The discovery of the particle, which is made up of two so-called charm quarks, validates the predictions of the Standard Model, the current reigning model of particle physics.
The new particle was discovered at the Large Hadron Collider (LHC), a 16-mile-long (27 kilometers) underground ring near Geneva, Switzerland, where protons zoom at near light-speed before smashing into each other. As the protons disintegrated in a recent experiment, the new particle, called the Xi-cc-plus-plus (the "Xi" is pronounced "ksi"), emerged.
New member of the particle zoo
The Xi joins a menagerie of other particles that form the world of the very small. The Xi is a baryon, which means a particle made of three even smaller particles called quarks. The most famous baryons are protons and neutrons, which make up everyday matter. Quarks, meanwhile, come in six varieties (called "flavors"), and by mixing and matching different flavors and numbers of quarks, nature produces baryons with different masses and charges. The quark flavors are: up, down, top, bottom, charm and strange.

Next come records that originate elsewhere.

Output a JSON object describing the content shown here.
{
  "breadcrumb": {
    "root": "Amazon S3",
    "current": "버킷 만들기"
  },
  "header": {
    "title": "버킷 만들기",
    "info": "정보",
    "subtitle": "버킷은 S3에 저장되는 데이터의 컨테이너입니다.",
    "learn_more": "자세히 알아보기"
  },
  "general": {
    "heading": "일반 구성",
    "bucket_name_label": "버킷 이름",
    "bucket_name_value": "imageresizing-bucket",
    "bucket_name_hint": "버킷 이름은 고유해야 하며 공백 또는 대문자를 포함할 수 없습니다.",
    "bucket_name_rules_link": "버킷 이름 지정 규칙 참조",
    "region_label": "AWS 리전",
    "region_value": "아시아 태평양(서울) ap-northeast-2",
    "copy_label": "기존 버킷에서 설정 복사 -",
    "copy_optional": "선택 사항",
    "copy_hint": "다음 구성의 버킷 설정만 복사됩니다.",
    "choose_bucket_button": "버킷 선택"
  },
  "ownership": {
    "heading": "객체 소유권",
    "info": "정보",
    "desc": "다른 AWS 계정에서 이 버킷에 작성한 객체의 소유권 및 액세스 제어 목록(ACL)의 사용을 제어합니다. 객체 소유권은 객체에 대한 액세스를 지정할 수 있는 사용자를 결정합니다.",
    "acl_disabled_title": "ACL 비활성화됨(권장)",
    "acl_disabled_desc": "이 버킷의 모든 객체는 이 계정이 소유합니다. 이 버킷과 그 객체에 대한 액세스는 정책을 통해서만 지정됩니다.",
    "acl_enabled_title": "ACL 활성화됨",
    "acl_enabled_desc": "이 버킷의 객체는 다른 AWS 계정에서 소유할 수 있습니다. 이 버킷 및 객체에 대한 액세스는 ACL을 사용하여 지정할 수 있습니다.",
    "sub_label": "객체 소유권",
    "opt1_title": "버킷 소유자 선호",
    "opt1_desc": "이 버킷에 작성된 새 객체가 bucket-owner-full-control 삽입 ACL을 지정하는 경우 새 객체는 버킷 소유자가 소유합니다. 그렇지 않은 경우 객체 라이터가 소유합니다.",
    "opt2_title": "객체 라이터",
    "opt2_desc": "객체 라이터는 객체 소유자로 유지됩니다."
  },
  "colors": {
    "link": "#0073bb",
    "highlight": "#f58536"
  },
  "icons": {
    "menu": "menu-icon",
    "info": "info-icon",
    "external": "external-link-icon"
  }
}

The newly discovered Xi particle is a heavyweight. Consisting of two charm quarks and an up quark, it weighs in at 3,621 million electron volts (MeV), according to a statement from CERN , the European Organization for Nuclear Research, which runs the LHC. For comparison, a proton, which is made of two up quarks and a down quark, weighs in at 938 MeV. (Because mass can be translated into energy using Albert Einstein's E=mc^2, particle masses are measured in electron volts, which is how much energy their mass represents.)
The new, exotic particle wasn't seen directly at the LHC, because it lasts for only a tiny fraction of a second. In this instance, researchers identified the Xi-cc by its decay products. The Xi decays into a particle called the lambda baryon and three lighter particles, the K- (or kaon) and two pions.
Long-sought particle finally found
Physicists previously predicted the existence of the Xi-cc, but it wasn't clear what the mass of the particle would be; nobody knew if the theoretical predictions were correct.
As it happened, the theories were right — the mass was what it was supposed to be. "If there were anomalies, uncharted interactions among the quarks, they might show up as the masses being off from predictions," said Jonathan Rosner, an emeritus professor of physics at the University of Chicago who outlined a theoretical mass for the Xi in 2014.
The mass of the Xi turned out to be about 3,621 MeV. Rosner's study got a figure that was quite close: 3,627 MeV.
An earlier experiment at Fermilab, called the Segmented Large X Baryon Spectrometer (SELEX), had appeared to find the Xi in 2002, but Rosner noted that the mass estimate seemed too low.
"They got a mass 100 MeV lower than reasonable predictions," Rosner told Live Science.
Had the LHC found such a low mass, it would have shown that there was something wrong in the Standard Model, Rosner said. But that didn't happen; the Xi behaved as Rosner predicted, and the Standard Model has survived yet another experiment.
The discovery also proved baryons with two heavy quarks actually exist, something physicists couldn't say for sure until now even though the theories all said they should, according to CERN. Previous experiments had produced many particles with one heavy quark, but never two. Baryons like the Xi that have two charm quarks are called "doubly charmed."
Another weird thing about the Xi, compared to its more ordinary cousins, is that the massive charm quarks leave the lightweight up quark "orbiting" its heavier cousins. (Strictly speaking this isn't quite how things work, because quarks are quantum mechanical objects, so they don't have positions like bowling balls do, but rather behave more like waves ). In a proton, the quark masses are more similar, so they move around each other in a different way.
"In contrast to other baryons, in which the three quarks perform an elaborate dance around each other, a doubly heavy baryon is expected to act like a planetary system, where the two heavy quarks play the role of heavy stars orbiting one around the other, with the lighter quark orbiting around this binary system," Guy Wilkinson, former spokesperson for an LHC experiment called LHCb, said in a statement.
The findings could bring new insights about the strong interaction , the force that binds particles together, researchers said.
"Finding a doubly-heavy-quark baryon is of great interest as it will provide a unique tool to further probe quantum chromodynamics, the theory that describes the strong interaction, one of the four fundamental forces," Giovanni Passaleva, spokesperson for the LHCb collaboration, said in a statement. "Such particles will thus help us improve the predictive power of our theories."
The study outlining the results has been submitted to the journal Physical Review Letters.
Originally published on Live Science.